Sarah Lightman for Jewish Journal

Do you think Sarah was overlooked in the Bible, since there wasn’t a book about her? 

SL: That’s what I argue. I felt about her story what I felt about myself — I wasn’t leading my own life. I was in someone else’s story. Like me, she was also an older mum. There’s contemporary literature written with her in mind. I found more as time went on. Once a lot of the biblical women began to become independent in the narrative, they were condemned and then ignored. Eve was condemned for wanting to learn more. 

With Sarah, she gets absorbed into Abraham’s great narrative.
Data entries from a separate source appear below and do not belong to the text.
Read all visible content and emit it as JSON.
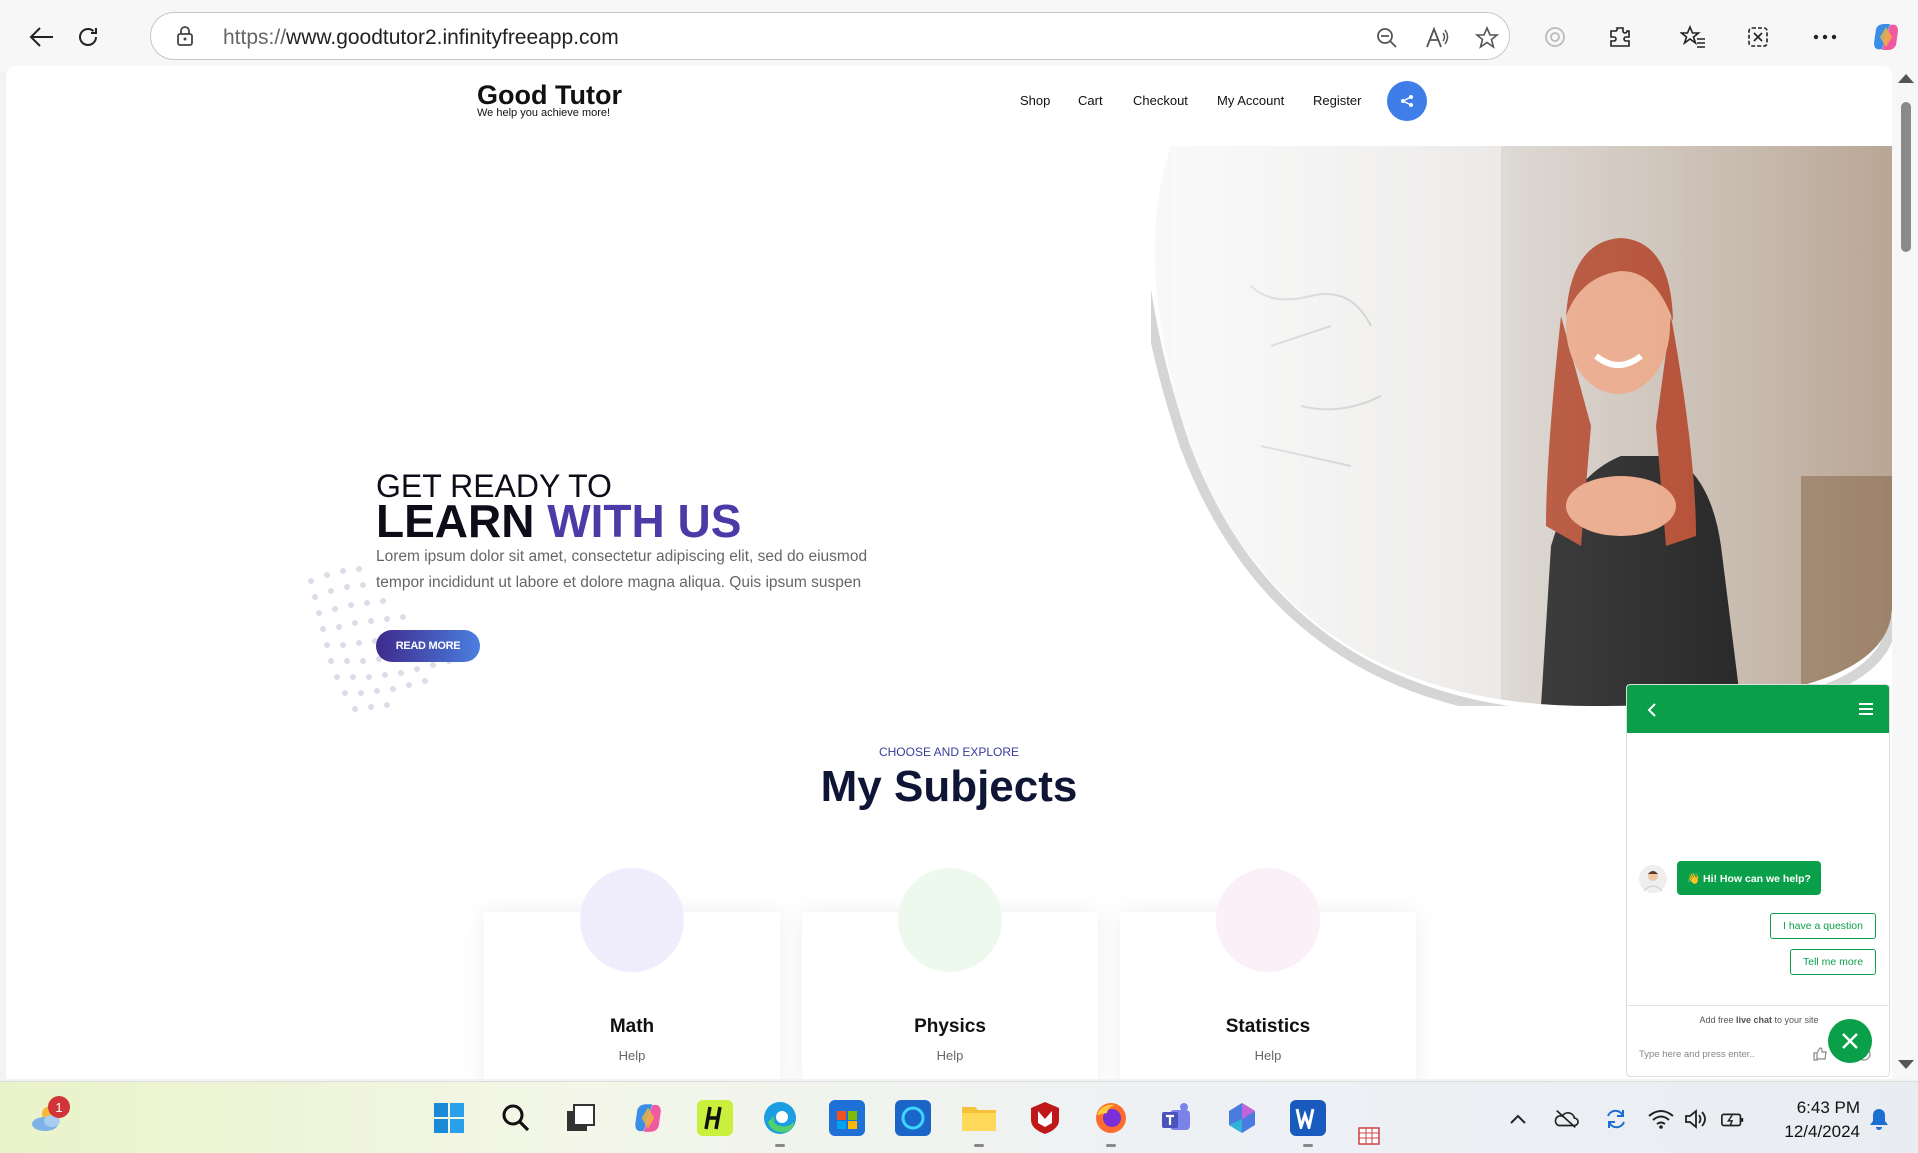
{
  "browser": {
    "url_scheme": "https://",
    "url_host": "www.goodtutor2.infinityfreeapp.com"
  },
  "site": {
    "logo_title": "Good Tutor",
    "logo_tagline": "We help you achieve more!",
    "nav": [
      "Shop",
      "Cart",
      "Checkout",
      "My Account",
      "Register"
    ]
  },
  "hero": {
    "line1": "GET READY TO",
    "line2_dark": "LEARN",
    "line2_accent": "WITH US",
    "paragraph": "Lorem ipsum dolor sit amet, consectetur adipiscing elit, sed do eiusmod tempor incididunt ut labore et dolore magna aliqua. Quis ipsum suspen",
    "button": "READ MORE"
  },
  "subjects": {
    "kicker": "CHOOSE AND EXPLORE",
    "title": "My Subjects",
    "cards": [
      {
        "title": "Math",
        "sub": "Help",
        "circle": "#efedfb"
      },
      {
        "title": "Physics",
        "sub": "Help",
        "circle": "#eef9ee"
      },
      {
        "title": "Statistics",
        "sub": "Help",
        "circle": "#fcf0f8"
      }
    ]
  },
  "chat": {
    "greeting": "👋 Hi! How can we help?",
    "options": [
      "I have a question",
      "Tell me more"
    ],
    "promo_prefix": "Add free",
    "promo_bold": "live chat",
    "promo_suffix": "to your site",
    "input_placeholder": "Type here and press enter.."
  },
  "taskbar": {
    "weather_badge": "1",
    "time": "6:43 PM",
    "date": "12/4/2024"
  },
  "colors": {
    "accent": "#4b3aa8",
    "chat_green": "#0aa04a",
    "share_blue": "#3f7ee8"
  }
}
She’s a conduit through which the Jewish people are born. It’s Abraham who learns her name is going to be changed. It’s Abraham who converses with God. Sarah is deriving power through Abraham. Even when she talks about her baby, she says, “Who believes Abraham could have a baby at this age?” She’s often qualified in relation to the male characters. Sarah has power in my graphic novel. Women can take control of how other women are being presented in the arts and give them power and opportunity. 

Sarah Lightman talks to Kylie Ora Lobell about graphic memoir, The Book of Sarah for Jewish Journal.